Reversible binding of kynurenine to lens proteins: potential protection by glutathione in young lenses
Research output: Contribution to journal › Journal article › Research › peer-review
Nicole R Parker, Anastasia Korlimbinis, Joanne F Jamie, Michael Jonathan Davies, Roger J W Truscott
PURPOSE: Human ultraviolet light (UV) filters, such as kynurenine (Kyn), readily deaminate to reactive unsaturated ketones that covalently modify proteins in older human lenses. The aim of this study was to examine in vitro rates of formation and decomposition of the three major Kyn-amino acid adducts and possible consequences for the lens.
METHODS: The t-Boc-protected Kyn-His, Kyn-Lys, and Kyn-Cys adducts and Kyn-Cys were synthesized from the corresponding amino acids and Kyn. Calf lens proteins were modified with Kyn by incubation at pH 7. Stability and competition studies of the adducts were conducted under physiological conditions.

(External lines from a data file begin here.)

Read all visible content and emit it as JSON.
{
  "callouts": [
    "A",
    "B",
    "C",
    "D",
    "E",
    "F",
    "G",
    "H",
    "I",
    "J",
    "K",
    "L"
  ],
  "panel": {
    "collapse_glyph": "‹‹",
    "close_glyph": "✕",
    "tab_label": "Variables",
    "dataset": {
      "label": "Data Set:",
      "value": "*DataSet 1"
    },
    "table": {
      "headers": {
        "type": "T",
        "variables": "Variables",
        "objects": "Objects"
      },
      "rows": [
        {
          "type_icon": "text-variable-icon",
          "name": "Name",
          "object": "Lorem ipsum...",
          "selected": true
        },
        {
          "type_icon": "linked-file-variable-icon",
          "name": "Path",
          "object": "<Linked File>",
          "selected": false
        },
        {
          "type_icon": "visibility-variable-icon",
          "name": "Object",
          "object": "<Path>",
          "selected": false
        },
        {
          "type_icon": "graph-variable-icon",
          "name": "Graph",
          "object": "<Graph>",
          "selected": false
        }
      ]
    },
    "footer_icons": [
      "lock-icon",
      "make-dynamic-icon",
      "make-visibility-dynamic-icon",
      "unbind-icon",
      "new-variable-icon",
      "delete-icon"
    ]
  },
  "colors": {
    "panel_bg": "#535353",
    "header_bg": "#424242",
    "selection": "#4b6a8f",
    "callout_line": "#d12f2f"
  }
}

Kyn-amino acids and their decomposition products were quantified using HPLC.
RESULTS: At physiological pH, Kyn-Cys adducts formed more rapidly than either Lys or His adducts, but they also decomposed readily. By contrast, His adducts were stable. Cysteine (Cys) residues in beta-crystallins were major sites of modification. The Kyn moiety, initially bound to Cys residues, was found to transfer to other amino acids. Glutathione promoted the breakdown of Kyn-Cys.
CONCLUSIONS: These data may help explain why proteins in young lenses are not modified by UV filters in situ. The initial phase of the modification of proteins in the human lens by UV filters may be a dynamic process. In lenses, Cys residues of crystallins modify preferentially, but these adducts also decompose to release deaminated Kyn. This can then potentially react with other amino acids. Glutathione, which is present in high concentrations in the lenses of young people, may play a vital role in keeping proteins free from modification by intercepting reactive deaminated kynurenines formed by the spontaneous breakdown of free UV filters, promoting the decomposition of Kyn-Cys residues, and sequestering the unsaturated ketones once they are released from modified proteins.
|Journal||Investigative Ophthalmology & Visual Science|
|Number of pages||9|
|Publication status||Published - Aug 2007|
- Aging, Animals, Binding, Competitive, Cattle, Crystallins, Cysteine, Glutathione, Histidine, Hydrogen-Ion Concentration, In Vitro Techniques, Ketones, Kynurenine, Lens, Crystalline, Protein Processing, Post-Translational, Ultraviolet Rays